▶ **Entries taken from a collection**
◆ ◆ ◆ ◆

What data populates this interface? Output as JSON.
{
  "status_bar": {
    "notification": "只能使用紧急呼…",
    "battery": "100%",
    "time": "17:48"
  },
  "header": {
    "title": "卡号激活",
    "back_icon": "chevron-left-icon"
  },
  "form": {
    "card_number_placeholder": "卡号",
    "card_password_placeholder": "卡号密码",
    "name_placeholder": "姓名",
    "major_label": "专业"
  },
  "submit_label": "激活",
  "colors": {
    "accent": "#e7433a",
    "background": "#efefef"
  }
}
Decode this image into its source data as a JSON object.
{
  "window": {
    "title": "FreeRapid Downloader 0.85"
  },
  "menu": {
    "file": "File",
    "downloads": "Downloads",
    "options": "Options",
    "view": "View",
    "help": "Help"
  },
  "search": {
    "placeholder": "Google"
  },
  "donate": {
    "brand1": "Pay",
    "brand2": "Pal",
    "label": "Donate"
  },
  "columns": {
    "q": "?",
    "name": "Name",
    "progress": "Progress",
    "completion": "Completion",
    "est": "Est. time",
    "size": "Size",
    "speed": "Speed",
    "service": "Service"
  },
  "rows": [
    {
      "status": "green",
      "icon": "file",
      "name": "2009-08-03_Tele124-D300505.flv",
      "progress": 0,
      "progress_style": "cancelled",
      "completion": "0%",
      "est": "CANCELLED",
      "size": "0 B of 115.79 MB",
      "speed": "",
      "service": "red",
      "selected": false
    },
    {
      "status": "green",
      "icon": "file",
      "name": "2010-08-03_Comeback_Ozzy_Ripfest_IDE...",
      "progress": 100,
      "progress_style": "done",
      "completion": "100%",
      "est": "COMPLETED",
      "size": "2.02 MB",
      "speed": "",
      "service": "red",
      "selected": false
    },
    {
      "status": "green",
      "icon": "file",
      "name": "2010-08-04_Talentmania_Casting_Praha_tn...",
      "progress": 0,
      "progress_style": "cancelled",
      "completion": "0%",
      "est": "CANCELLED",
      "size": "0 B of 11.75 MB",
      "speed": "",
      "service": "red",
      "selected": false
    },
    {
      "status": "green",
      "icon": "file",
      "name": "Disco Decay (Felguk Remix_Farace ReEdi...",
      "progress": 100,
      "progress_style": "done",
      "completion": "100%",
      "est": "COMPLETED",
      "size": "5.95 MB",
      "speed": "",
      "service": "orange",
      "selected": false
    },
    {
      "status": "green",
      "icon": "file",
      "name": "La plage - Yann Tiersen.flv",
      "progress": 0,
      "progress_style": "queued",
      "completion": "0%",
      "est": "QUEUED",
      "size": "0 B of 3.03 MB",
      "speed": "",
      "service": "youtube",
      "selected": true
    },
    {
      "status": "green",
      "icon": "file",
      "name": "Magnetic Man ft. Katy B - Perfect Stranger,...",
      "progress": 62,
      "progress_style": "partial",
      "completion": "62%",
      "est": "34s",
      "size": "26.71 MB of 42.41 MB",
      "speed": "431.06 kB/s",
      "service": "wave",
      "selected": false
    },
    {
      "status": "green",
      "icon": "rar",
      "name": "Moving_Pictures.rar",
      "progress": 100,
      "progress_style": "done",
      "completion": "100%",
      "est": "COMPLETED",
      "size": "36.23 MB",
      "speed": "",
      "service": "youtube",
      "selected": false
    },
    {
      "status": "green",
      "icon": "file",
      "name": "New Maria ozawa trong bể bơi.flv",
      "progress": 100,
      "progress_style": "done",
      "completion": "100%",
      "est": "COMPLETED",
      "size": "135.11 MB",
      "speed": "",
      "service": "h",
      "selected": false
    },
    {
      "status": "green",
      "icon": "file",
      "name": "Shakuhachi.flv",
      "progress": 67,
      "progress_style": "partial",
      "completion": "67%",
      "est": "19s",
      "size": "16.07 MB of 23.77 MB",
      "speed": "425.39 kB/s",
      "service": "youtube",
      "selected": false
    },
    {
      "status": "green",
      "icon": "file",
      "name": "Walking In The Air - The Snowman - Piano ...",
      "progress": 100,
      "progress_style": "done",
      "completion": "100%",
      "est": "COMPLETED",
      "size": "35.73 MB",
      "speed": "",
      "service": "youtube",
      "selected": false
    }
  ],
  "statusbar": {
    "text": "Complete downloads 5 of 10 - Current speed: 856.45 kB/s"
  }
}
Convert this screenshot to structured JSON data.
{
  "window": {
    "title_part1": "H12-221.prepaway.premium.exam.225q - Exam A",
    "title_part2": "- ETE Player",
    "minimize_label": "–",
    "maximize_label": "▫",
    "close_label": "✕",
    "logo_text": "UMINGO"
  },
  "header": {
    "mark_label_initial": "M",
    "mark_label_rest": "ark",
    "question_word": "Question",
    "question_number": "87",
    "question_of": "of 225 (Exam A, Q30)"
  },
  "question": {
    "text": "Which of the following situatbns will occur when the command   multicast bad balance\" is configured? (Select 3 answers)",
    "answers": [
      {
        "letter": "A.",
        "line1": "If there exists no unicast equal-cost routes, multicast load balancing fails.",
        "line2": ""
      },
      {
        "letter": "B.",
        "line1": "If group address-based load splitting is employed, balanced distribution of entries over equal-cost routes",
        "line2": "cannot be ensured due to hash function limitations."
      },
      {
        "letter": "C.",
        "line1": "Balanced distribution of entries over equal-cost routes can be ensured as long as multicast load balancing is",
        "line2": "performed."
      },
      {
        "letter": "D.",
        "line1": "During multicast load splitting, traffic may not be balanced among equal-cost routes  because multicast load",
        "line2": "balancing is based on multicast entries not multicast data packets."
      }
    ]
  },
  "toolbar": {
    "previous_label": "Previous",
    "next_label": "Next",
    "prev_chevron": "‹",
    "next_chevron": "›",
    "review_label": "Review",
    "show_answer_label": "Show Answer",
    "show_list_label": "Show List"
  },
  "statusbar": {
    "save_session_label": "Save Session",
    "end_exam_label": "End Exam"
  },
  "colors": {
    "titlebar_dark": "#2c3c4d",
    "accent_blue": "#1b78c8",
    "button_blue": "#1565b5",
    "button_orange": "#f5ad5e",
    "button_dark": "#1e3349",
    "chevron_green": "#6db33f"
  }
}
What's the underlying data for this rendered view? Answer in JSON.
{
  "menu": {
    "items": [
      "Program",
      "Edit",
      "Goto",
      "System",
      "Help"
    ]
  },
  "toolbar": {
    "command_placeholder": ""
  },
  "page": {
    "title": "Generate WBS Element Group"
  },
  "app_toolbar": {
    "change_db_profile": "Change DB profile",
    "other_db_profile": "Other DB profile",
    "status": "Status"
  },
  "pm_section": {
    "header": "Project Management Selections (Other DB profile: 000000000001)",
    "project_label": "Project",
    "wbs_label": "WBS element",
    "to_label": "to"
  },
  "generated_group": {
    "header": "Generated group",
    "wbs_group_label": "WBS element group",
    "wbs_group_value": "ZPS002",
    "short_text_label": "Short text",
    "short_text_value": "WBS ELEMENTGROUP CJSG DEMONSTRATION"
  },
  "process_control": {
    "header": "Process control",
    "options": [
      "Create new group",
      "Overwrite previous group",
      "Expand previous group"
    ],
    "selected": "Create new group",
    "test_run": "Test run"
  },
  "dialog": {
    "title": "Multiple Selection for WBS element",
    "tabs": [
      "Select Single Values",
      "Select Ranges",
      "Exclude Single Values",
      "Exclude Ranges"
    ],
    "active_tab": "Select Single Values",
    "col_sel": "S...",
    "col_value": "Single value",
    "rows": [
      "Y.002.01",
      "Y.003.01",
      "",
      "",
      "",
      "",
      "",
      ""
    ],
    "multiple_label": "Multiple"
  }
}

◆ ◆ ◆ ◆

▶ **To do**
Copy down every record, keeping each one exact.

▶ **Finished task**
What data populates this interface? Output as JSON.
{
  "status_bar": {
    "notification": "只能使用紧急呼…",
    "battery": "100%",
    "time": "17:48"
  },
  "header": {
    "title": "卡号激活",
    "back_icon": "chevron-left-icon"
  },
  "form": {
    "card_number_placeholder": "卡号",
    "card_password_placeholder": "卡号密码",
    "name_placeholder": "姓名",
    "major_label": "专业"
  },
  "submit_label": "激活",
  "colors": {
    "accent": "#e7433a",
    "background": "#efefef"
  }
}
Decode this image into its source data as a JSON object.
{
  "window": {
    "title": "FreeRapid Downloader 0.85"
  },
  "menu": {
    "file": "File",
    "downloads": "Downloads",
    "options": "Options",
    "view": "View",
    "help": "Help"
  },
  "search": {
    "placeholder": "Google"
  },
  "donate": {
    "brand1": "Pay",
    "brand2": "Pal",
    "label": "Donate"
  },
  "columns": {
    "q": "?",
    "name": "Name",
    "progress": "Progress",
    "completion": "Completion",
    "est": "Est. time",
    "size": "Size",
    "speed": "Speed",
    "service": "Service"
  },
  "rows": [
    {
      "status": "green",
      "icon": "file",
      "name": "2009-08-03_Tele124-D300505.flv",
      "progress": 0,
      "progress_style": "cancelled",
      "completion": "0%",
      "est": "CANCELLED",
      "size": "0 B of 115.79 MB",
      "speed": "",
      "service": "red",
      "selected": false
    },
    {
      "status": "green",
      "icon": "file",
      "name": "2010-08-03_Comeback_Ozzy_Ripfest_IDE...",
      "progress": 100,
      "progress_style": "done",
      "completion": "100%",
      "est": "COMPLETED",
      "size": "2.02 MB",
      "speed": "",
      "service": "red",
      "selected": false
    },
    {
      "status": "green",
      "icon": "file",
      "name": "2010-08-04_Talentmania_Casting_Praha_tn...",
      "progress": 0,
      "progress_style": "cancelled",
      "completion": "0%",
      "est": "CANCELLED",
      "size": "0 B of 11.75 MB",
      "speed": "",
      "service": "red",
      "selected": false
    },
    {
      "status": "green",
      "icon": "file",
      "name": "Disco Decay (Felguk Remix_Farace ReEdi...",
      "progress": 100,
      "progress_style": "done",
      "completion": "100%",
      "est": "COMPLETED",
      "size": "5.95 MB",
      "speed": "",
      "service": "orange",
      "selected": false
    },
    {
      "status": "green",
      "icon": "file",
      "name": "La plage - Yann Tiersen.flv",
      "progress": 0,
      "progress_style": "queued",
      "completion": "0%",
      "est": "QUEUED",
      "size": "0 B of 3.03 MB",
      "speed": "",
      "service": "youtube",
      "selected": true
    },
    {
      "status": "green",
      "icon": "file",
      "name": "Magnetic Man ft. Katy B - Perfect Stranger,...",
      "progress": 62,
      "progress_style": "partial",
      "completion": "62%",
      "est": "34s",
      "size": "26.71 MB of 42.41 MB",
      "speed": "431.06 kB/s",
      "service": "wave",
      "selected": false
    },
    {
      "status": "green",
      "icon": "rar",
      "name": "Moving_Pictures.rar",
      "progress": 100,
      "progress_style": "done",
      "completion": "100%",
      "est": "COMPLETED",
      "size": "36.23 MB",
      "speed": "",
      "service": "youtube",
      "selected": false
    },
    {
      "status": "green",
      "icon": "file",
      "name": "New Maria ozawa trong bể bơi.flv",
      "progress": 100,
      "progress_style": "done",
      "completion": "100%",
      "est": "COMPLETED",
      "size": "135.11 MB",
      "speed": "",
      "service": "h",
      "selected": false
    },
    {
      "status": "green",
      "icon": "file",
      "name": "Shakuhachi.flv",
      "progress": 67,
      "progress_style": "partial",
      "completion": "67%",
      "est": "19s",
      "size": "16.07 MB of 23.77 MB",
      "speed": "425.39 kB/s",
      "service": "youtube",
      "selected": false
    },
    {
      "status": "green",
      "icon": "file",
      "name": "Walking In The Air - The Snowman - Piano ...",
      "progress": 100,
      "progress_style": "done",
      "completion": "100%",
      "est": "COMPLETED",
      "size": "35.73 MB",
      "speed": "",
      "service": "youtube",
      "selected": false
    }
  ],
  "statusbar": {
    "text": "Complete downloads 5 of 10 - Current speed: 856.45 kB/s"
  }
}
Convert this screenshot to structured JSON data.
{
  "window": {
    "title_part1": "H12-221.prepaway.premium.exam.225q - Exam A",
    "title_part2": "- ETE Player",
    "minimize_label": "–",
    "maximize_label": "▫",
    "close_label": "✕",
    "logo_text": "UMINGO"
  },
  "header": {
    "mark_label_initial": "M",
    "mark_label_rest": "ark",
    "question_word": "Question",
    "question_number": "87",
    "question_of": "of 225 (Exam A, Q30)"
  },
  "question": {
    "text": "Which of the following situatbns will occur when the command   multicast bad balance\" is configured? (Select 3 answers)",
    "answers": [
      {
        "letter": "A.",
        "line1": "If there exists no unicast equal-cost routes, multicast load balancing fails.",
        "line2": ""
      },
      {
        "letter": "B.",
        "line1": "If group address-based load splitting is employed, balanced distribution of entries over equal-cost routes",
        "line2": "cannot be ensured due to hash function limitations."
      },
      {
        "letter": "C.",
        "line1": "Balanced distribution of entries over equal-cost routes can be ensured as long as multicast load balancing is",
        "line2": "performed."
      },
      {
        "letter": "D.",
        "line1": "During multicast load splitting, traffic may not be balanced among equal-cost routes  because multicast load",
        "line2": "balancing is based on multicast entries not multicast data packets."
      }
    ]
  },
  "toolbar": {
    "previous_label": "Previous",
    "next_label": "Next",
    "prev_chevron": "‹",
    "next_chevron": "›",
    "review_label": "Review",
    "show_answer_label": "Show Answer",
    "show_list_label": "Show List"
  },
  "statusbar": {
    "save_session_label": "Save Session",
    "end_exam_label": "End Exam"
  },
  "colors": {
    "titlebar_dark": "#2c3c4d",
    "accent_blue": "#1b78c8",
    "button_blue": "#1565b5",
    "button_orange": "#f5ad5e",
    "button_dark": "#1e3349",
    "chevron_green": "#6db33f"
  }
}
What's the underlying data for this rendered view? Answer in JSON.
{
  "menu": {
    "items": [
      "Program",
      "Edit",
      "Goto",
      "System",
      "Help"
    ]
  },
  "toolbar": {
    "command_placeholder": ""
  },
  "page": {
    "title": "Generate WBS Element Group"
  },
  "app_toolbar": {
    "change_db_profile": "Change DB profile",
    "other_db_profile": "Other DB profile",
    "status": "Status"
  },
  "pm_section": {
    "header": "Project Management Selections (Other DB profile: 000000000001)",
    "project_label": "Project",
    "wbs_label": "WBS element",
    "to_label": "to"
  },
  "generated_group": {
    "header": "Generated group",
    "wbs_group_label": "WBS element group",
    "wbs_group_value": "ZPS002",
    "short_text_label": "Short text",
    "short_text_value": "WBS ELEMENTGROUP CJSG DEMONSTRATION"
  },
  "process_control": {
    "header": "Process control",
    "options": [
      "Create new group",
      "Overwrite previous group",
      "Expand previous group"
    ],
    "selected": "Create new group",
    "test_run": "Test run"
  },
  "dialog": {
    "title": "Multiple Selection for WBS element",
    "tabs": [
      "Select Single Values",
      "Select Ranges",
      "Exclude Single Values",
      "Exclude Ranges"
    ],
    "active_tab": "Select Single Values",
    "col_sel": "S...",
    "col_value": "Single value",
    "rows": [
      "Y.002.01",
      "Y.003.01",
      "",
      "",
      "",
      "",
      "",
      ""
    ],
    "multiple_label": "Multiple"
  }
}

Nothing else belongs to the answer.